From the Sublime to the Rather Lovely.
Just over a week after my freezing adventures in the Mountains of South Wales, I found myself cold again but on two of the flattest walks possible.
Our walks along ‘The Mendip Ring’ have reached the flat land between the Mendips and the Blackdown Hills. The ‘levels’ are marine clay flatlands close to the coast, inland the soil is peaty and these are the ‘moors’. This stage starts in Rodney Stoke and crosses the Moors to Westhay Nature reserve. We walked the route over two days.
On Saturday 24th three of us started our walk by the church in Rodney Stoke. It was cold but the sun was shining and the sky was blue and cloudless. The route took us to the banks of the young River Axe, we walked alongside as it wriggled about, collecting litter and trying to identify footprints in the mud as we went. It was very relaxing and very easy walking. We had big views as the empty fields are separated by ditches, called rhynes, leaving nothing to get in the way of the sky. We paused for a snack on a convenient bench complete with daffodils before starting the ascent between two small hill crossing the old ‘strawberry line’ railway to arrive at Westbury Sub Mendip just 120 feet higher. The sun had warmed the frozen ground allowing the top inch or so of soil to thaw and become sticky and slippery, although only a very slight slope it was the most difficult walking of the day.
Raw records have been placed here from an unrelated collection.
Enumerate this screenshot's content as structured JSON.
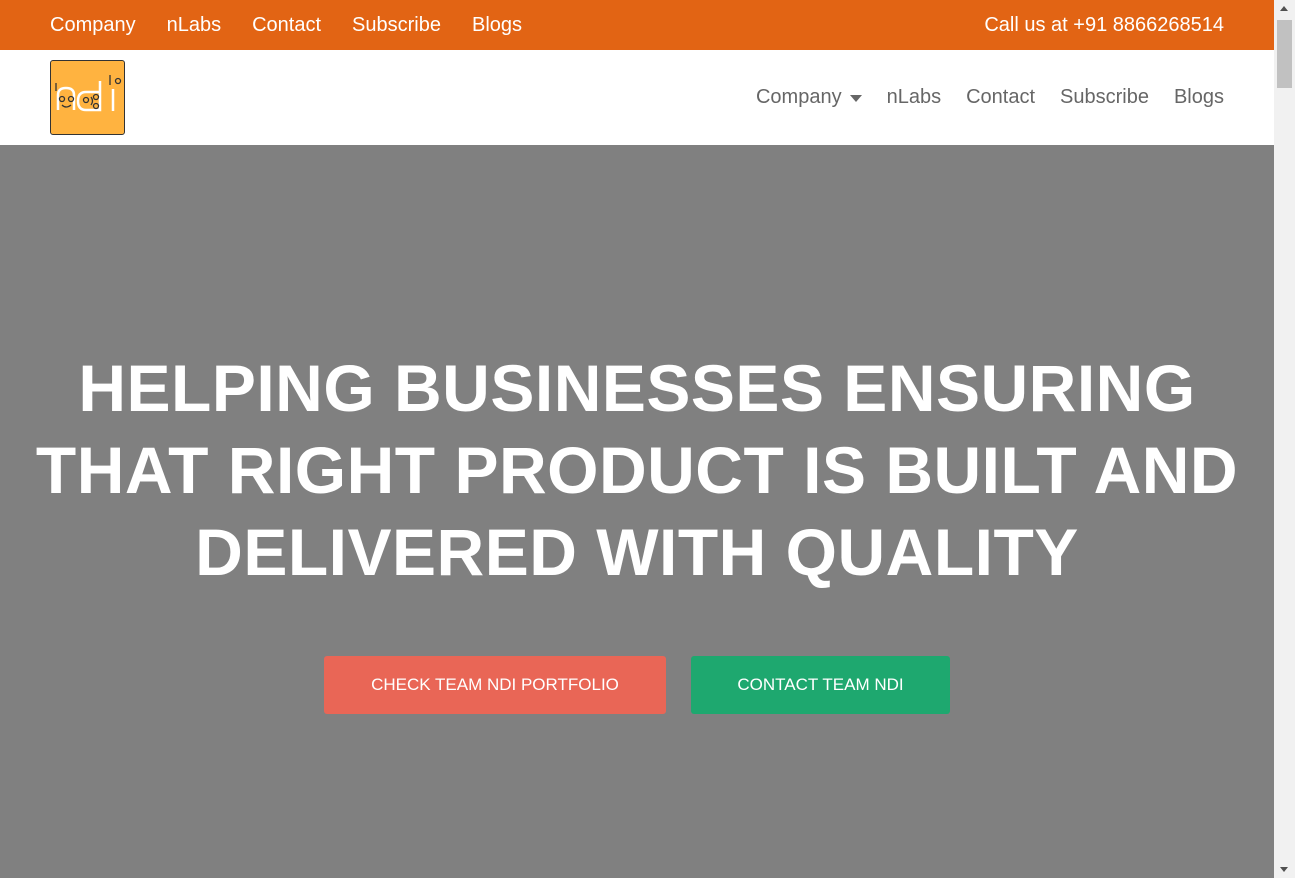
{
  "topbar": {
    "links": [
      "Company",
      "nLabs",
      "Contact",
      "Subscribe",
      "Blogs"
    ],
    "phone": "Call us at +91 8866268514",
    "color": "#e26414"
  },
  "navbar": {
    "logo_icon": "ndi-logo",
    "company_label": "Company",
    "links": [
      "nLabs",
      "Contact",
      "Subscribe",
      "Blogs"
    ]
  },
  "hero": {
    "headline": "HELPING BUSINESSES ENSURING THAT RIGHT PRODUCT IS BUILT AND DELIVERED WITH QUALITY",
    "portfolio_button": "CHECK TEAM NDI PORTFOLIO",
    "contact_button": "CONTACT TEAM NDI",
    "background_color": "#808080",
    "portfolio_color": "#e96656",
    "contact_color": "#1ea86f"
  }
}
At the top of the slope
Leaving the Mendip Ring we headed back towards Rodney Stoke. Up off the moors we were amongst hedgerows sprinkled with primroses and celandines, unfortunately the muck spreader in the next field overwhelmed any fragrance they might have held.
The circular route was 6 miles long and 121 feet of ascent in total.
Sunday was colder and sunnier. Again three of us were walking, myself and two different companions. We started from Westbury sub Mendip, leaving the car in an industrial estate, hoping it would not be in the way on a Sunday. We were quickly into fields, glad of the frost, we would have been a lot slower if it had not hardened the mud for us. We crossed the Axe, even more junior than yesterday and joined a road.
Today’s walk saw a lot of road work, and straight roads too. The romans had been here but the straightness is because the roads follow the rhynes. Fortunately the roads were very quiet and any cars could be seen coming from some way back. On the smooth tarmac we made good time and very quickly got to the footbridge leading us back onto grass.
Two fields later we were climbing our only hill for the day. All of 34 feet, but steep. Over the top we sat in the shelter of some thorn bushes and sat down to eat lunch and contemplate the view across green flat fields to the A39 on the ridge that is the Polden Hills, some miles away.
Snacks on the Hill.
We rejoined tarmac and walked on the roads, shocked at the amount of rubbish which had been dumped along the side of this tiny quiet lane, some way from any town, until we turned off to walk along a track to Westhay Nature Reserve where our walk ended. The sun had brought people out and the reserve was busy, deservedly so. I have put a return visit to look at the hides and information boards on my to do list. We had left a car here earlier in the morning and drove home. 6 miles and 34 feet of ascent.